For me, people who understand this — the ones who see the absurdities in themselves and in everything around them, and are able to laugh about it — are people to be cherished. When you meet one of those — one of my goofballs — you hold on to them, because they’re going to make your life a better place to be. I have dozens of friends who fit this description, and I’m thankful for each and every one of you.

But there’s one goof whose spirit aligned so closely with mine that I knew — not long after we met, in fact — that I had to marry her.

And I did, 12 years ago today.

Happy anniversary to Mrs. Crappy, my favorite goofball. After all this time, she still makes my life better each and every day.


See that dent on the ring finger of my left hand?

That’s where my wedding ring is supposed to be.

As we were getting in bed Tuesday night, I had a start — the ring was gone, and I had no idea when I had seen it last.

I looked some that night, even though it was close to midnight and I really needed some sleep. I looked more on Wednesday — around my desk at work, in my car, and again in the house — and found nothing.

Mrs. Crappy is even bringing home a borrowed metal detector — one of those ones the weathered old guys in aloha shirts use on beach — and I’m going to comb the yard over the weekend. I cut the grass on Tuesday evening, and I supposed it could have fallen off out there someplace.

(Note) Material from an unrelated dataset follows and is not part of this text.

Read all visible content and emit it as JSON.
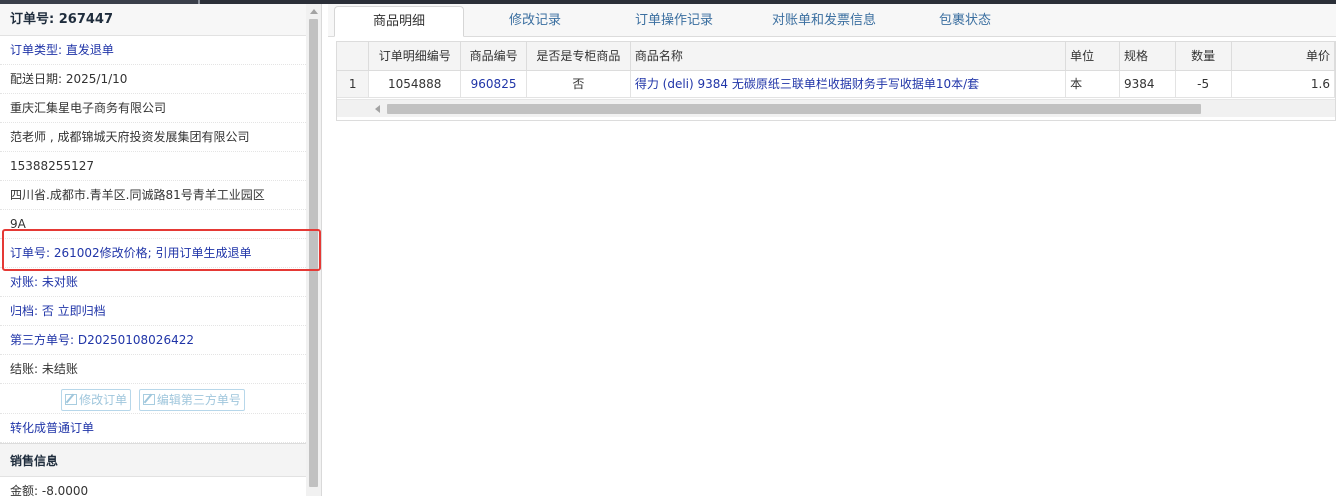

I feel lost without it. I moved my engagement ring — the one Mrs. Crappy bought for me in Athens the day after I proposed on College Green — but that’s not the same.

I’m not sure I’m going to find it anywhere. I could always replace it, but this is one of the few Things I own that isn’t really replaceable. I can have another ring on that finger, but it won’t be the one that Mrs. Crappy put there on Sept. 25, 1999.